Wednesday’s historic vote in the U.S. House of Representatives to impeach President Donald Trump was approved on a near-completely party line vote.
Such was true for Ohio’s delegation of 16 representatives. All 12 Republicans voted against the two articles of impeachment, while the four Democrats voted in favor.
Nine Ohio representatives from both sides spoke on the House floor during the marathon debate session on Wednesday.
Here is a sampling of what was said:
1st District — Steve Chabot, R-Cincinnati:
“Today is a sad day in our nation’s history as House Democrats are poised to approve on a strictly party line vote Articles of Impeachment.”
2nd District — Brad Wenstrup, R-Cincinnati:
“Today is the fourth impeachment related vote since President Trump took office. It’s yet another attempt to reach (Democrats’) predetermined conclusion on impeachment, a conclusion built on political bias, accusations and innuendo.”
3rd District — Joyce Beatty, D-Columbus:
Beatty spoke on the floor only to ask that her support for impeachment be entered into the Congressional Record.
4th District — Jim Jordan, R-Lima:
“Democrats don’t care. They don’t care about the facts, and they sure don’t care about process.”
5th District — Bob Latta, R-Bowling Green:
“We have watched this illegitimate impeachment process unfold while making a mockery of our constitutional duty.”
6th District — Bill Johnson, R-Marietta:
“This partisan impeachment sham seeks to disenfranchise 63 million American voters. So I want to use my time to call on this chamber for members to rise and observe a moment of silent reflection …”
7th District — Bob Gibbs, R-Avon:
“Testimony was all hearsay, conjecture and assumptions. So now it’s abuse of power with no underlying crime, which is opinion.”
8th District — Warren Davidson, R-Troy:
“For months now, Americans have heard speculation about the president’s motives in Ukraine. Despite months of effort, dozens of hearings and countless documents, Americans have not seen proof that the president committed a high crime or a misdemeanor. We have a republic, if we can keep it.”
9th District — Marcy Kaptur, D-Toledo:
“Members of Congress swear a solemn oath to protect and defend our Constitution against all enemies foreign and domestic and today we fulfill our oath by defending liberty.”
10th District — Michael Turner, R-Dayton:
Turner did not speak on the House floor Wednesday, and has yet to release a public statement on his website or social media pages. Turner was against the impeachment inquiry and said this as a member of the House Intelligence Committee: “…there really is no case here. And yet, the Democrats are still going to proceed to impeach this president.”
11th District — Marcia Fudge, D-Warrensville Heights:
Fudge did not speak on the House floor Wednesday. In a statement, she said: “The President betrayed the public interest, undermined our national security, attempted to corrupt our free and fair elections … These acts of betrayal cannot stand.”

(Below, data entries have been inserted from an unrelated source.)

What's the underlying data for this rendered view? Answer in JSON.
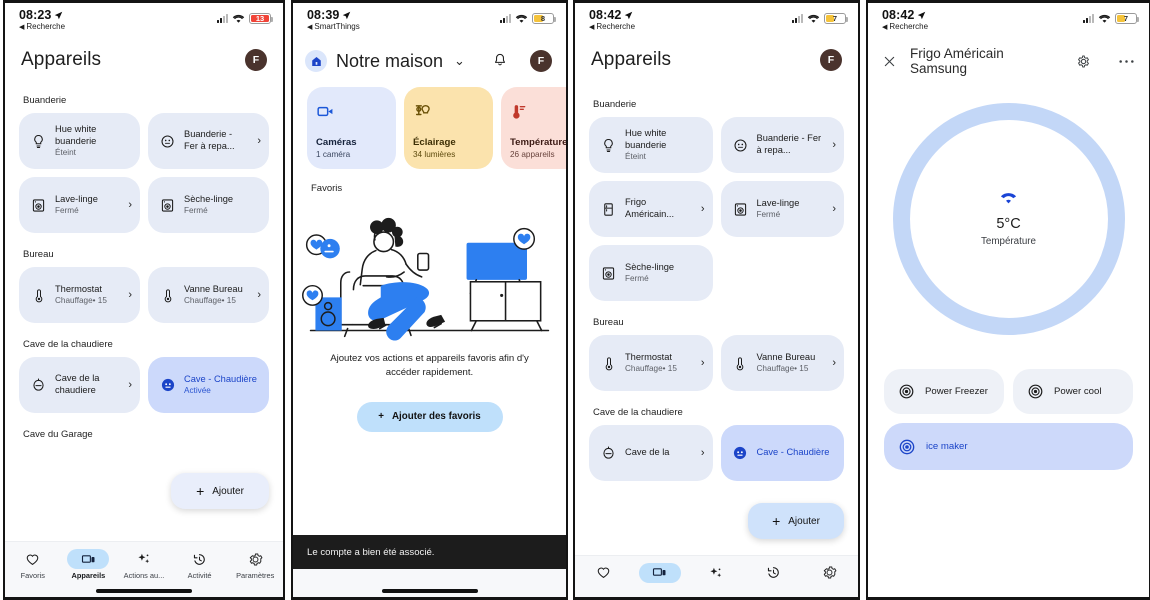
{
  "panels": {
    "p1": {
      "status": {
        "time": "08:23",
        "back": "Recherche",
        "battery": "13",
        "battery_color": "#f04438"
      },
      "title": "Appareils",
      "avatar": "F",
      "sections": [
        {
          "label": "Buanderie",
          "cards": [
            {
              "icon": "bulb-icon",
              "name": "Hue white buanderie",
              "sub": "Éteint",
              "chevron": false
            },
            {
              "icon": "outlet-icon",
              "name": "Buanderie - Fer à repa...",
              "sub": "",
              "chevron": true
            },
            {
              "icon": "washer-icon",
              "name": "Lave-linge",
              "sub": "Fermé",
              "chevron": true
            },
            {
              "icon": "dryer-icon",
              "name": "Sèche-linge",
              "sub": "Fermé",
              "chevron": false
            }
          ]
        },
        {
          "label": "Bureau",
          "cards": [
            {
              "icon": "thermostat-icon",
              "name": "Thermostat",
              "sub": "Chauffage",
              "meta": "• 15",
              "chevron": true
            },
            {
              "icon": "thermostat-icon",
              "name": "Vanne Bureau",
              "sub": "Chauffage",
              "meta": "• 15",
              "chevron": true
            }
          ]
        },
        {
          "label": "Cave de la chaudiere",
          "cards": [
            {
              "icon": "valve-icon",
              "name": "Cave de la chaudiere",
              "sub": "",
              "chevron": true
            },
            {
              "icon": "outlet-filled-icon",
              "name": "Cave - Chaudière",
              "sub": "Activée",
              "chevron": false,
              "active": true
            }
          ]
        },
        {
          "label": "Cave du Garage",
          "cards": []
        }
      ],
      "add_popup": "Ajouter",
      "nav": [
        {
          "icon": "heart-icon",
          "label": "Favoris",
          "selected": false
        },
        {
          "icon": "devices-icon",
          "label": "Appareils",
          "selected": true
        },
        {
          "icon": "automations-icon",
          "label": "Actions au...",
          "selected": false
        },
        {
          "icon": "history-icon",
          "label": "Activité",
          "selected": false
        },
        {
          "icon": "gear-icon",
          "label": "Paramètres",
          "selected": false
        }
      ]
    },
    "p2": {
      "status": {
        "time": "08:39",
        "back": "SmartThings",
        "battery": "8",
        "battery_color": "#f5c33b"
      },
      "home_title": "Notre maison",
      "avatar": "F",
      "chips": [
        {
          "icon": "camera-icon",
          "title": "Caméras",
          "sub": "1 caméra",
          "bg": "#e2e9fb",
          "fg": "#1b57d8"
        },
        {
          "icon": "lamp-icon",
          "title": "Éclairage",
          "sub": "34 lumières",
          "bg": "#fbe3ad",
          "fg": "#6b5208"
        },
        {
          "icon": "thermometer-icon",
          "title": "Température",
          "sub": "26 appareils",
          "bg": "#fbdfd8",
          "fg": "#c0392b"
        }
      ],
      "favorites_label": "Favoris",
      "empty_text": "Ajoutez vos actions et appareils favoris afin d'y accéder rapidement.",
      "add_favorites_button": "Ajouter des favoris",
      "toast": "Le compte a bien été associé."
    },
    "p3": {
      "status": {
        "time": "08:42",
        "back": "Recherche",
        "battery": "7",
        "battery_color": "#f5c33b"
      },
      "title": "Appareils",
      "avatar": "F",
      "sections": [
        {
          "label": "Buanderie",
          "cards": [
            {
              "icon": "bulb-icon",
              "name": "Hue white buanderie",
              "sub": "Éteint",
              "chevron": false
            },
            {
              "icon": "outlet-icon",
              "name": "Buanderie - Fer à repa...",
              "sub": "",
              "chevron": true
            },
            {
              "icon": "fridge-icon",
              "name": "Frigo Américain...",
              "sub": "",
              "chevron": true
            },
            {
              "icon": "washer-icon",
              "name": "Lave-linge",
              "sub": "Fermé",
              "chevron": true
            },
            {
              "icon": "dryer-icon",
              "name": "Sèche-linge",
              "sub": "Fermé",
              "chevron": false
            }
          ]
        },
        {
          "label": "Bureau",
          "cards": [
            {
              "icon": "thermostat-icon",
              "name": "Thermostat",
              "sub": "Chauffage",
              "meta": "• 15",
              "chevron": true
            },
            {
              "icon": "thermostat-icon",
              "name": "Vanne Bureau",
              "sub": "Chauffage",
              "meta": "• 15",
              "chevron": true
            }
          ]
        },
        {
          "label": "Cave de la chaudiere",
          "cards": [
            {
              "icon": "valve-icon",
              "name": "Cave de la",
              "sub": "",
              "chevron": true
            },
            {
              "icon": "outlet-filled-icon",
              "name": "Cave - Chaudière",
              "sub": "",
              "chevron": false,
              "active": true
            }
          ]
        }
      ],
      "add_popup": "Ajouter",
      "nav": [
        {
          "icon": "heart-icon",
          "label": "",
          "selected": false
        },
        {
          "icon": "devices-icon",
          "label": "",
          "selected": true
        },
        {
          "icon": "automations-icon",
          "label": "",
          "selected": false
        },
        {
          "icon": "history-icon",
          "label": "",
          "selected": false
        },
        {
          "icon": "gear-icon",
          "label": "",
          "selected": false
        }
      ]
    },
    "p4": {
      "status": {
        "time": "08:42",
        "back": "Recherche",
        "battery": "7",
        "battery_color": "#f5c33b"
      },
      "device_title": "Frigo Américain Samsung",
      "ring": {
        "value": "5°C",
        "label": "Température",
        "ring_color": "#c3d7f7"
      },
      "functions": [
        {
          "icon": "power-icon",
          "label": "Power Freezer",
          "on": false
        },
        {
          "icon": "power-icon",
          "label": "Power cool",
          "on": false
        }
      ],
      "wide_function": {
        "icon": "power-icon",
        "label": "ice maker",
        "on": true
      }
    }
  }
}
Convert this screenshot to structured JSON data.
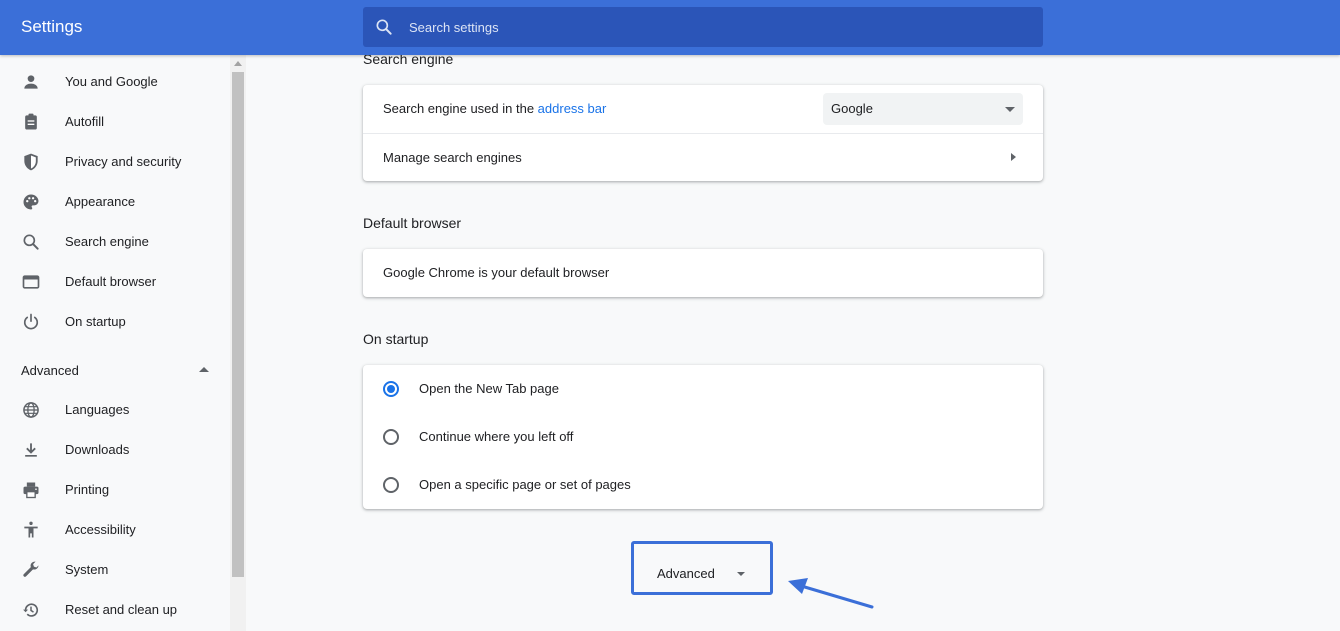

12th District — Troy Balderson, R-Zanesville:
Balderson did not speak on the House floor Wednesday. In a statement, he said: “…I have seen no evidence of the president committing impeachable offenses and will not support his impeachment.”
13th District — Tim Ryan, D-Niles:
Ryan did not speak on the House floor Wednesday. In a statement, he said: “It is with a heavy heart that I cast my vote for impeachment today, but we cannot have a President that is above the law.”
14th District — David Joyce, R-Russell Twp.:
Joyce did not speak on the House floor Wednesday. In a statement, he said: “If I were to vote in favor of the two articles of impeachment today, I would be setting a dangerous precedent for our country moving forward.”
15th District — Steve Stivers, R-Upper Arlington:
Stivers did not speak on the House floor Wednesday. In a statement, he said: “After studying the reports, I did not see conclusive evidence that the President has committed a crime, and this has not reached the high bar that I hold for impeachment.”
16th District — Anthony Gonzalez, R-Rocky River:
Gonzalez did not speak on the House floor Wednesday. In a statement, he said: “Based on the clear language of the Constitution and the weakness of the impeachment charges against President Trump, I wholeheartedly reject this impeachment.”
Readers can search for full House speeches via C-Span’s debate video page here.
The two articles of impeach will next be sent to the U.S. Senate, which will decide whether or not Trump should be convicted and removed from office.
Democratic U.S. Sen. Sherrod Brown has said he will make a judgment “based on the evidence” presented at the Senate’s trial. Republican U.S. Sen. Rob Portman told a States Newsroom reporter earlier this week that he does not see enough evidence to remove Trump from office.